Foundations: Self Regulation
- Self-regulation includes a set of skills that allows a child to manage his emotions, control his actions, and maintain focus and attention on a task.
- Children develop at different rates in all of the developmental stages and this is true for self-regulation as well. It is a complex process that is influenced by the child’s temperament, environment, and experiences.
- Emotional self-regulation is involved in how we feel emotions, how we pay attention to emotions, how we think about these feelings and how we behave. Young children gradually learn how to manage their feelings. This leads to effectively interacting with peers and adults when they are upset, frustrated, or otherwise over-stimulated.

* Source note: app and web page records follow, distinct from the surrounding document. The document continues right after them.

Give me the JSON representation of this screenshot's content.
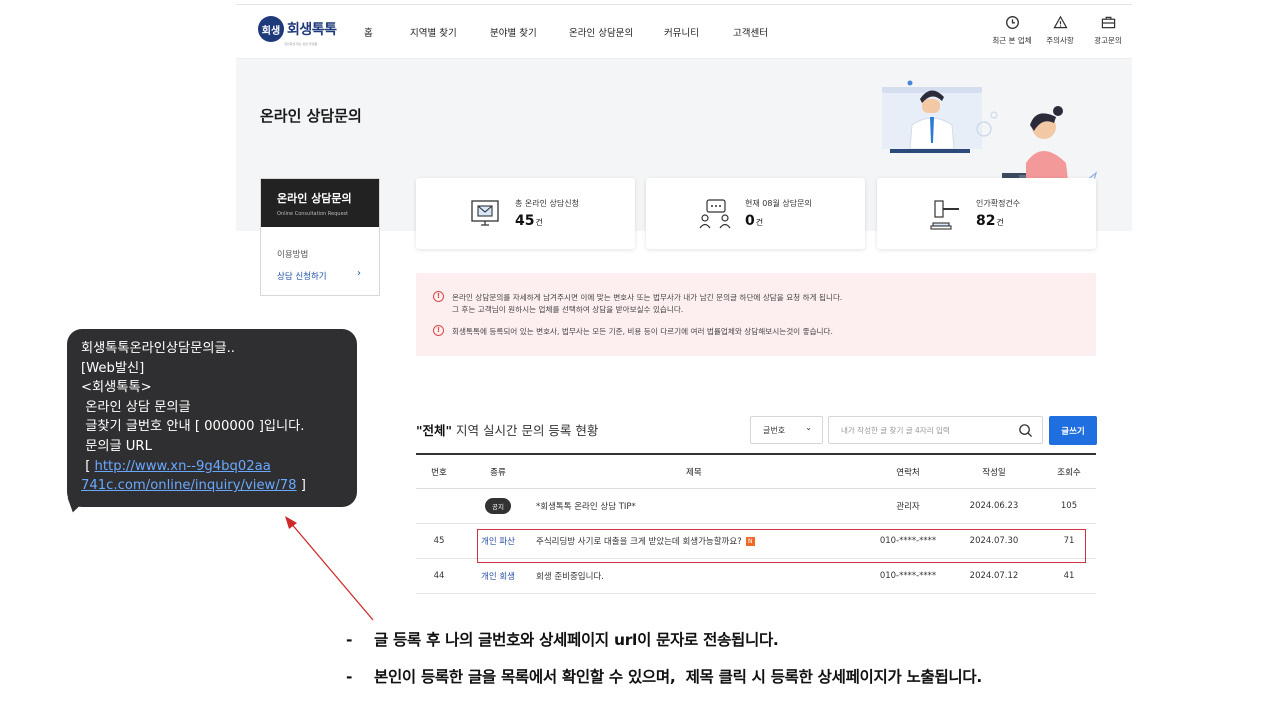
{
  "header": {
    "logo_mark": "회생",
    "logo_text": "회생톡톡",
    "logo_sub": "개인회생 파산 상담 플랫폼",
    "nav": [
      "홈",
      "지역별 찾기",
      "분야별 찾기",
      "온라인 상담문의",
      "커뮤니티",
      "고객센터"
    ],
    "util": [
      {
        "label": "최근 본 업체",
        "icon": "clock-icon"
      },
      {
        "label": "주의사항",
        "icon": "warning-icon"
      },
      {
        "label": "광고문의",
        "icon": "briefcase-icon"
      }
    ]
  },
  "banner": {
    "title": "온라인 상담문의"
  },
  "side_menu": {
    "title": "온라인 상담문의",
    "subtitle": "Online Consultation Request",
    "items": [
      {
        "label": "이용방법"
      },
      {
        "label": "상담 신청하기",
        "chevron": "›"
      }
    ]
  },
  "stats": [
    {
      "label": "총 온라인 상담신청",
      "value": "45",
      "unit": "건",
      "icon": "monitor-mail-icon"
    },
    {
      "label": "현재 08월 상담문의",
      "value": "0",
      "unit": "건",
      "icon": "chat-people-icon"
    },
    {
      "label": "인가확정건수",
      "value": "82",
      "unit": "건",
      "icon": "gavel-icon"
    }
  ],
  "notice": {
    "line1": "온라인 상담문의를 자세하게 남겨주시면 이에 맞는 변호사 또는 법무사가 내가 남긴 문의글 하단에 상담을 요청 하게 됩니다.",
    "line2": "그 후는 고객님이 원하시는 업체를 선택하여 상담을 받아보실수 있습니다.",
    "line3": "회생톡톡에 등록되어 있는 변호사, 법무사는 모든 기준, 비용 등이 다르기에 여러 법률업체와 상담해보시는것이 좋습니다.",
    "icon_glyph": "!"
  },
  "board": {
    "title_quote": "\"전체\"",
    "title_rest": " 지역 실시간 문의 등록 현황",
    "select_value": "글번호",
    "select_chevron": "⌄",
    "search_placeholder": "내가 작성한 글 찾기 글 4자리 입력",
    "write_label": "글쓰기",
    "columns": {
      "no": "번호",
      "type": "종류",
      "title": "제목",
      "contact": "연락처",
      "date": "작성일",
      "views": "조회수"
    },
    "rows": [
      {
        "no": "",
        "type": "공지",
        "title": "*회생톡톡 온라인 상담 TIP*",
        "contact": "관리자",
        "date": "2024.06.23",
        "views": "105"
      },
      {
        "no": "45",
        "type": "개인 파산",
        "title": "주식리딩방 사기로 대출을 크게 받았는데 회생가능할까요?",
        "new_badge": "N",
        "contact": "010-****-****",
        "date": "2024.07.30",
        "views": "71"
      },
      {
        "no": "44",
        "type": "개인 회생",
        "title": "회생 준비중입니다.",
        "contact": "010-****-****",
        "date": "2024.07.12",
        "views": "41"
      }
    ]
  },
  "sms": {
    "lines": [
      "회생톡톡온라인상담문의글..",
      "[Web발신]",
      "<회생톡톡>",
      " 온라인 상담 문의글",
      " 글찾기 글번호 안내 [ 000000 ]입니다.",
      " 문의글 URL"
    ],
    "url_prefix": " [ ",
    "url_line1": "http://www.xn--9g4bq02aa",
    "url_line2": "741c.com/online/inquiry/view/78",
    "url_suffix": " ]"
  },
  "bullets": {
    "dash": "-",
    "item1": "글 등록 후 나의 글번호와 상세페이지 url이 문자로 전송됩니다.",
    "item2": "본인이 등록한 글을 목록에서 확인할 수 있으며,  제목 클릭 시 등록한 상세페이지가 노출됩니다."
  },
  "colors": {
    "accent": "#1f6fe0",
    "highlight_border": "#cf3244",
    "arrow": "#cf2a2a",
    "notice_bg": "#fdeff0"
  }
}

- Behavioral self-regulation includes the ability to inhibit one’s actions. Examples include remembering and following rules, not hitting or biting, and sharing in play.
- Cognitive self-regulation is the most complex and last to develop. It begins to appear in four-year-olds as they develop their ability to plan (e.g., what they are going to do) and utilize proper responses (e.g., listening when a story is read).

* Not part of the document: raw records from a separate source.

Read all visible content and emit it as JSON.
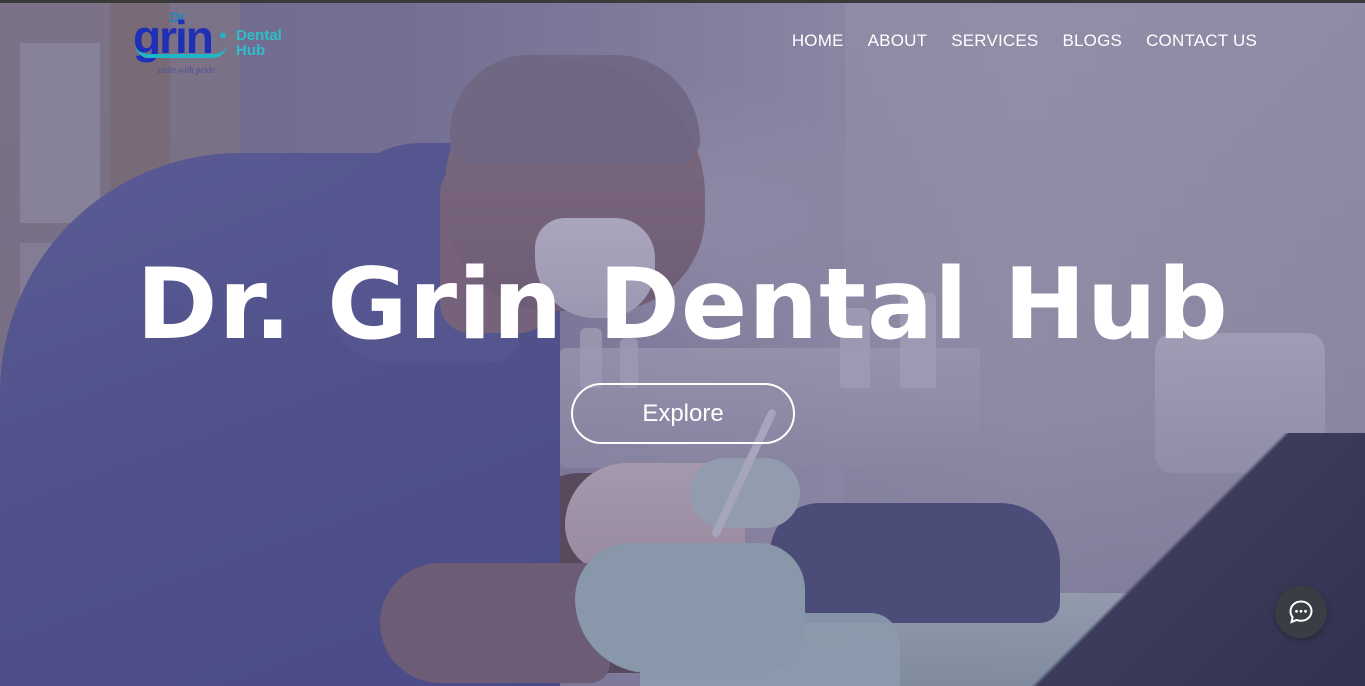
{
  "brand": {
    "logo_dr": "Dr",
    "logo_grin": "grin",
    "logo_dental": "Dental",
    "logo_hub": "Hub",
    "logo_tagline": "smile with pride",
    "colors": {
      "primary": "#1f2fb6",
      "accent": "#2dbfc9"
    }
  },
  "nav": {
    "items": [
      {
        "label": "HOME"
      },
      {
        "label": "ABOUT"
      },
      {
        "label": "SERVICES"
      },
      {
        "label": "BLOGS"
      },
      {
        "label": "CONTACT US"
      }
    ]
  },
  "hero": {
    "title": "Dr. Grin Dental Hub",
    "cta_label": "Explore"
  },
  "chat_widget": {
    "icon": "chat-bubble-icon"
  }
}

- These skills are integral to how a child comes to feel about herself and her relationships with others, her ability to cope in the face of frustration, disappointment, stress and uncertainty, and her mental health. In addition, many of the behaviors and attributes associated with successful school adjustment are related to self-regulation skills. Popular psychologist Daniel Goleman is a great exponent of research showing that self-regulation capabilities are the biggest single determinant of life outcomes. These skills are integral in how a child comes to feel about herself and her relationships with others, her ability to cope in the face of frustration, disappointment, stress and uncertainty, and her mental health.